Youth workers help young people to develop the skills they need to make lasting, positive changes in their lives. They typically provide specific services to youth with particular problems. These services may include education, employment, accommodation, training or counselling. They may also advocate for young people on issues like health, perform outreach work or run community education and recreation programs for local government. Their main aim is to assist young people with solving emotional, social and financial problems using an agency framework.
You can find youth workers in a variety of organisations like schools, corrective institutions, hospitals, community centres, refuges, drug and alcohol centres and youth organisations like the YWCA, YMCA, Scouts and Guides.
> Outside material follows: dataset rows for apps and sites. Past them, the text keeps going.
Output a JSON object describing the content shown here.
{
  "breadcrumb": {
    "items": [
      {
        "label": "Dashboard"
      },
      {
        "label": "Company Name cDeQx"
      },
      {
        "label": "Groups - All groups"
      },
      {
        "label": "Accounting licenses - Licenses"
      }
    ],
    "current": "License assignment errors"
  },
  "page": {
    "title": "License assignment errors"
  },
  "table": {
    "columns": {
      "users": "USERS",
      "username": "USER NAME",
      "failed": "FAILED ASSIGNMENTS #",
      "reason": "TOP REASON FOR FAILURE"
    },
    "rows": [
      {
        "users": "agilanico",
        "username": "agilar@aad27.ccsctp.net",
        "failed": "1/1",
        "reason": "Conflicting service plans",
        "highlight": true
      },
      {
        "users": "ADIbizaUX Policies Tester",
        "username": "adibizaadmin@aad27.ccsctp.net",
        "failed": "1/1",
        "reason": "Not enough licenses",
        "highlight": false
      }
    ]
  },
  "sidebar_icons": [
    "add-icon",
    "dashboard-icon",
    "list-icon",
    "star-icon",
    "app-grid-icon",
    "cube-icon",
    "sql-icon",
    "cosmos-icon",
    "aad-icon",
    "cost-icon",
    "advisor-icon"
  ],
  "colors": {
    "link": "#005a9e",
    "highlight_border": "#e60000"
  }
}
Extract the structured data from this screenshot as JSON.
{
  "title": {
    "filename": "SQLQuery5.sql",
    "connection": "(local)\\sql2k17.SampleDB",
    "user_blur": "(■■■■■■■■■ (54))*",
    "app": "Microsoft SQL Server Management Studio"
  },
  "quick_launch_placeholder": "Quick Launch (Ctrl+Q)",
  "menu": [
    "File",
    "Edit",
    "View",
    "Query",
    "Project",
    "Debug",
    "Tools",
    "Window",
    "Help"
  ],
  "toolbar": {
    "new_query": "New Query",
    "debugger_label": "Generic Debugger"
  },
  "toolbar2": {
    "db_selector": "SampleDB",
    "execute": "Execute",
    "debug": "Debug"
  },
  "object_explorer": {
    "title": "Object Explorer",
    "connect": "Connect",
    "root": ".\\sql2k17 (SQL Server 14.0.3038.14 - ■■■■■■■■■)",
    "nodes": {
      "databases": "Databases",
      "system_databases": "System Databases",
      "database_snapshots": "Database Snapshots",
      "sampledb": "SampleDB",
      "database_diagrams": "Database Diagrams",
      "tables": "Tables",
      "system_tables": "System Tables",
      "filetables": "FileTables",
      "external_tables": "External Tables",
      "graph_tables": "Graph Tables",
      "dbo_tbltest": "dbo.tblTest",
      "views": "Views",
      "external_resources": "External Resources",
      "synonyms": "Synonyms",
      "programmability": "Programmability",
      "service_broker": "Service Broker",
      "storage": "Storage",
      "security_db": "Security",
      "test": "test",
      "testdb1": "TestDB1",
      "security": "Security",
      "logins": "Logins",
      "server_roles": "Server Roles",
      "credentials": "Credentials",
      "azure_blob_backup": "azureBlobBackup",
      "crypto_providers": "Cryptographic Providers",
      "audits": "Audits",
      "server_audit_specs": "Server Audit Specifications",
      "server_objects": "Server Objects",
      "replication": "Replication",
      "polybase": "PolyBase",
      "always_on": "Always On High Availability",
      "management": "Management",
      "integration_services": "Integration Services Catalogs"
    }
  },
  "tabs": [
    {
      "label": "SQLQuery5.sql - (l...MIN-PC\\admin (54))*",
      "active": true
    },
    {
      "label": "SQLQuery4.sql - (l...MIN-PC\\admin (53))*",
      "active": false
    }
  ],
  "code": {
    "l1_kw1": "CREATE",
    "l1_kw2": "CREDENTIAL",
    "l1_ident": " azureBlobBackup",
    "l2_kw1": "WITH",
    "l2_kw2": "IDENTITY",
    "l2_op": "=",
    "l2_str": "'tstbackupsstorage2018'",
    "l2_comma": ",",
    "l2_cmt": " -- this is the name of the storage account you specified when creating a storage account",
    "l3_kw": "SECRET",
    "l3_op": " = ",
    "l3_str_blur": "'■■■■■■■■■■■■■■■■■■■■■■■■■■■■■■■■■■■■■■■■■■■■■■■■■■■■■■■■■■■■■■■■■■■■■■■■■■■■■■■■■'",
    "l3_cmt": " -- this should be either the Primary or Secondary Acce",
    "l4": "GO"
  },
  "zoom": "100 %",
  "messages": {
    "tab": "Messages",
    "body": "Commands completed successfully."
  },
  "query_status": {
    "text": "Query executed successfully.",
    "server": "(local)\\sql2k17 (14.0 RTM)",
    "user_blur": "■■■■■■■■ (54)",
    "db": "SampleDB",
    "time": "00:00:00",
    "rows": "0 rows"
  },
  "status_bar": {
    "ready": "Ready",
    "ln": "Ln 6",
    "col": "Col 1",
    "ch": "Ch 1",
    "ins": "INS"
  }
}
They spend time in the office writing applications for funding and reports as well as counselling young people and organising activities when they are not out visiting young people at a variety of locations. Youth workers are often required to work shifts including evenings and weekends. If you relate well to young people and you are passionate about helping them to reach their full potential then this could be a great career for you.
Youth workers are responsible for assessing the needs of young people and planning and delivering programs in areas like drugs, smoking, health and fitness, gangs, violence, bullying and relationships. They are required to support, mentor and coach individuals, encouraging greater social inclusion. Youth workers typically run community projects, arts based activities, outdoor education and sporting activities. They may work in partnership with professionals from other organisations that also support young people including health, social care, education, police, local authorities and youth offending teams.